## DIRECTIONS
Your task is to retype, exactly and without pictures, the line holding "What's the underlying" and each line that follows it to the end of the entries.

## TASK DATA
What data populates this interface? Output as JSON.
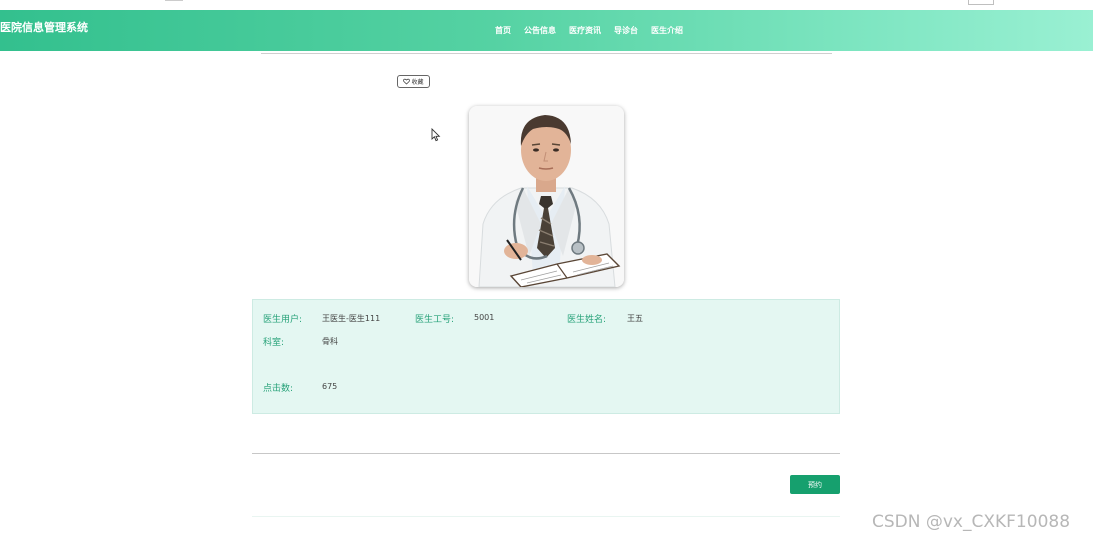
{
  "site": {
    "title": "医院信息管理系统"
  },
  "nav": {
    "items": [
      "首页",
      "公告信息",
      "医疗资讯",
      "导诊台",
      "医生介绍"
    ]
  },
  "actions": {
    "favorite_label": "收藏",
    "book_label": "预约"
  },
  "doctor": {
    "user_label": "医生用户:",
    "user_value": "王医生-医生111",
    "id_label": "医生工号:",
    "id_value": "5001",
    "name_label": "医生姓名:",
    "name_value": "王五",
    "dept_label": "科室:",
    "dept_value": "骨科",
    "clicks_label": "点击数:",
    "clicks_value": "675"
  },
  "watermark": "CSDN @vx_CXKF10088",
  "colors": {
    "brand_green": "#16a06e",
    "label_green": "#27a279",
    "info_bg": "#e4f7f2"
  }
}
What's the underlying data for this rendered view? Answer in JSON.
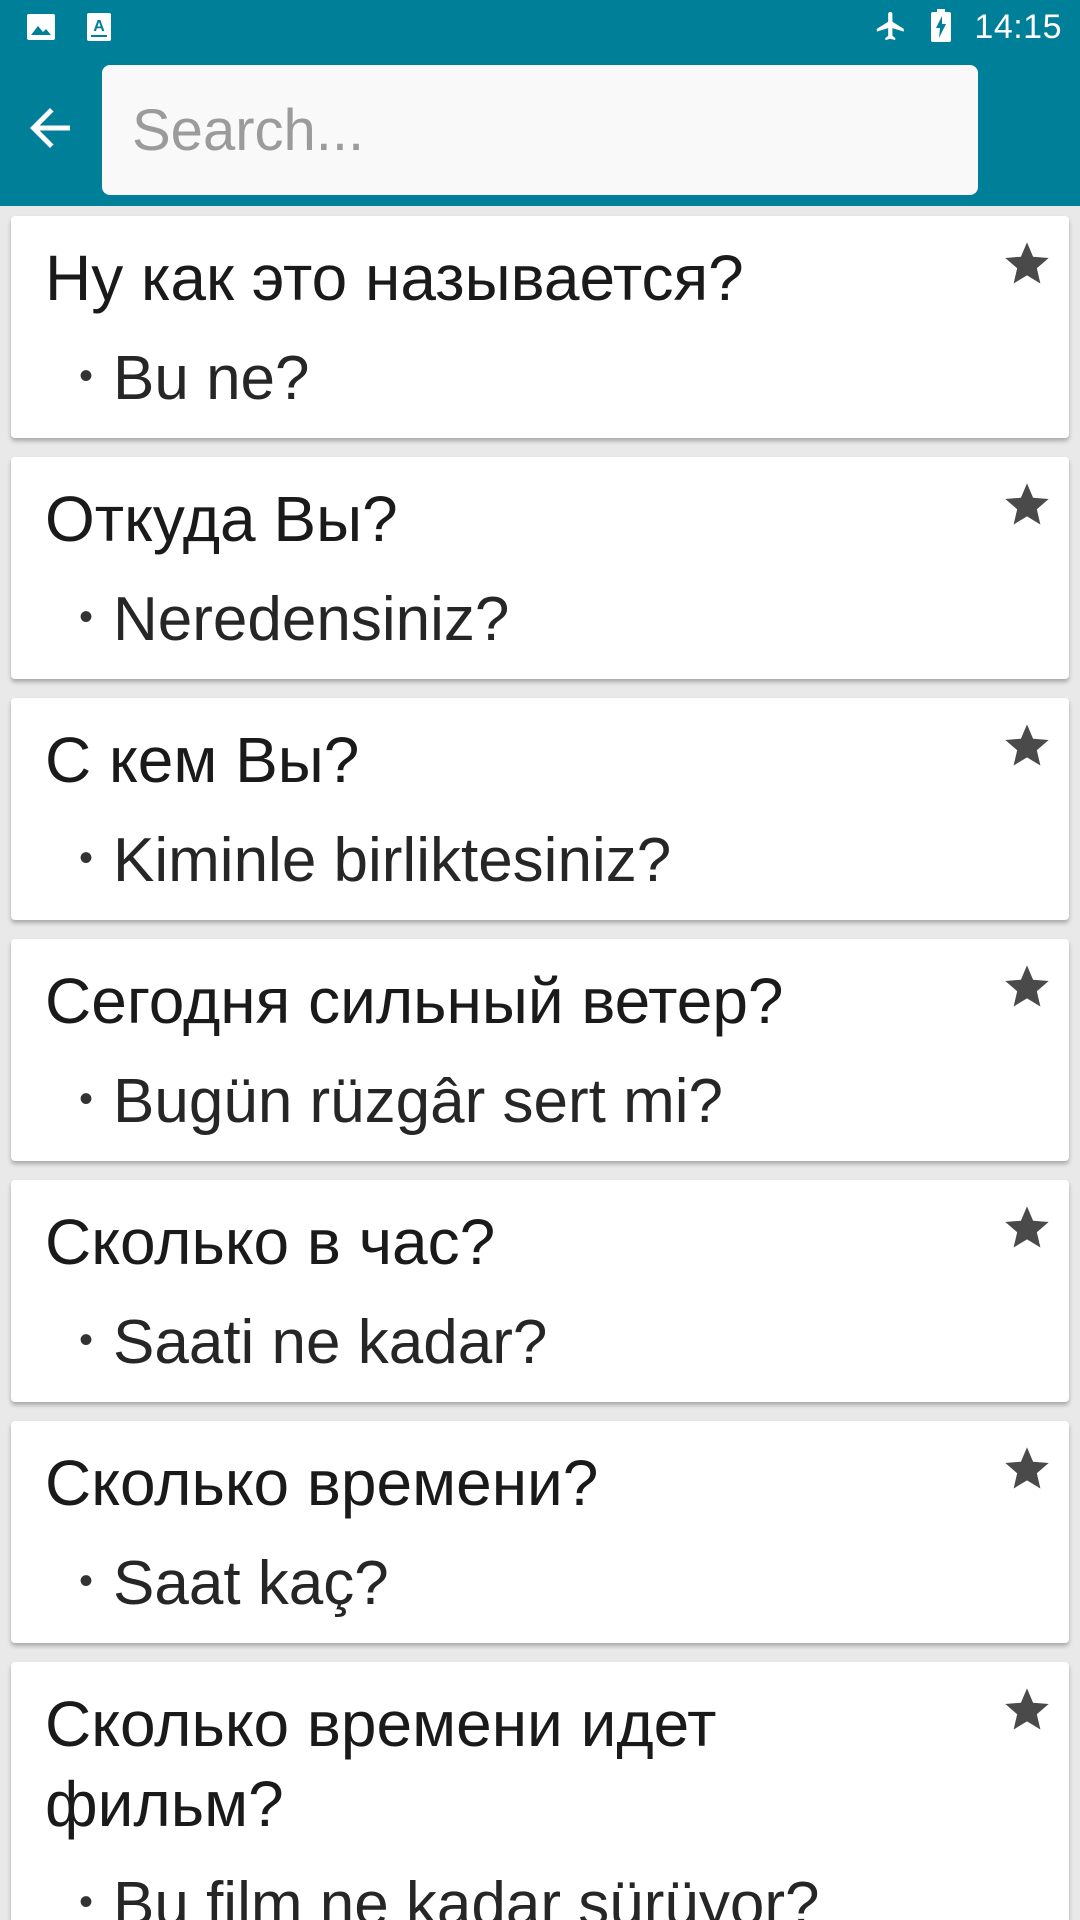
{
  "status_bar": {
    "time": "14:15",
    "icons": [
      "image-icon",
      "text-recognition-icon",
      "airplane-icon",
      "battery-charging-icon"
    ]
  },
  "toolbar": {
    "back_icon": "arrow-left-icon",
    "search": {
      "value": "",
      "placeholder": "Search..."
    }
  },
  "colors": {
    "app_bar": "#007f98",
    "list_background": "#e9e9e9",
    "card": "#ffffff",
    "star": "#4a4a4a"
  },
  "phrases": [
    {
      "question": "Ну как это называется?",
      "answer": "Bu ne?",
      "favorite_icon": "star-icon"
    },
    {
      "question": "Откуда Вы?",
      "answer": "Neredensiniz?",
      "favorite_icon": "star-icon"
    },
    {
      "question": "С кем Вы?",
      "answer": "Kiminle birliktesiniz?",
      "favorite_icon": "star-icon"
    },
    {
      "question": "Сегодня сильный ветер?",
      "answer": "Bugün rüzgâr sert mi?",
      "favorite_icon": "star-icon"
    },
    {
      "question": "Сколько в час?",
      "answer": "Saati ne kadar?",
      "favorite_icon": "star-icon"
    },
    {
      "question": "Сколько времени?",
      "answer": "Saat kaç?",
      "favorite_icon": "star-icon"
    },
    {
      "question": "Сколько времени идет фильм?",
      "answer": "Bu film ne kadar sürüyor?",
      "favorite_icon": "star-icon"
    }
  ]
}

## EXPECTED OUTPUT
What's the underlying data for this rendered view? Answer in JSON.
{
  "status_bar": {
    "time": "14:15",
    "icons": [
      "image-icon",
      "text-recognition-icon",
      "airplane-icon",
      "battery-charging-icon"
    ]
  },
  "toolbar": {
    "back_icon": "arrow-left-icon",
    "search": {
      "value": "",
      "placeholder": "Search..."
    }
  },
  "colors": {
    "app_bar": "#007f98",
    "list_background": "#e9e9e9",
    "card": "#ffffff",
    "star": "#4a4a4a"
  },
  "phrases": [
    {
      "question": "Ну как это называется?",
      "answer": "Bu ne?",
      "favorite_icon": "star-icon"
    },
    {
      "question": "Откуда Вы?",
      "answer": "Neredensiniz?",
      "favorite_icon": "star-icon"
    },
    {
      "question": "С кем Вы?",
      "answer": "Kiminle birliktesiniz?",
      "favorite_icon": "star-icon"
    },
    {
      "question": "Сегодня сильный ветер?",
      "answer": "Bugün rüzgâr sert mi?",
      "favorite_icon": "star-icon"
    },
    {
      "question": "Сколько в час?",
      "answer": "Saati ne kadar?",
      "favorite_icon": "star-icon"
    },
    {
      "question": "Сколько времени?",
      "answer": "Saat kaç?",
      "favorite_icon": "star-icon"
    },
    {
      "question": "Сколько времени идет фильм?",
      "answer": "Bu film ne kadar sürüyor?",
      "favorite_icon": "star-icon"
    }
  ]
}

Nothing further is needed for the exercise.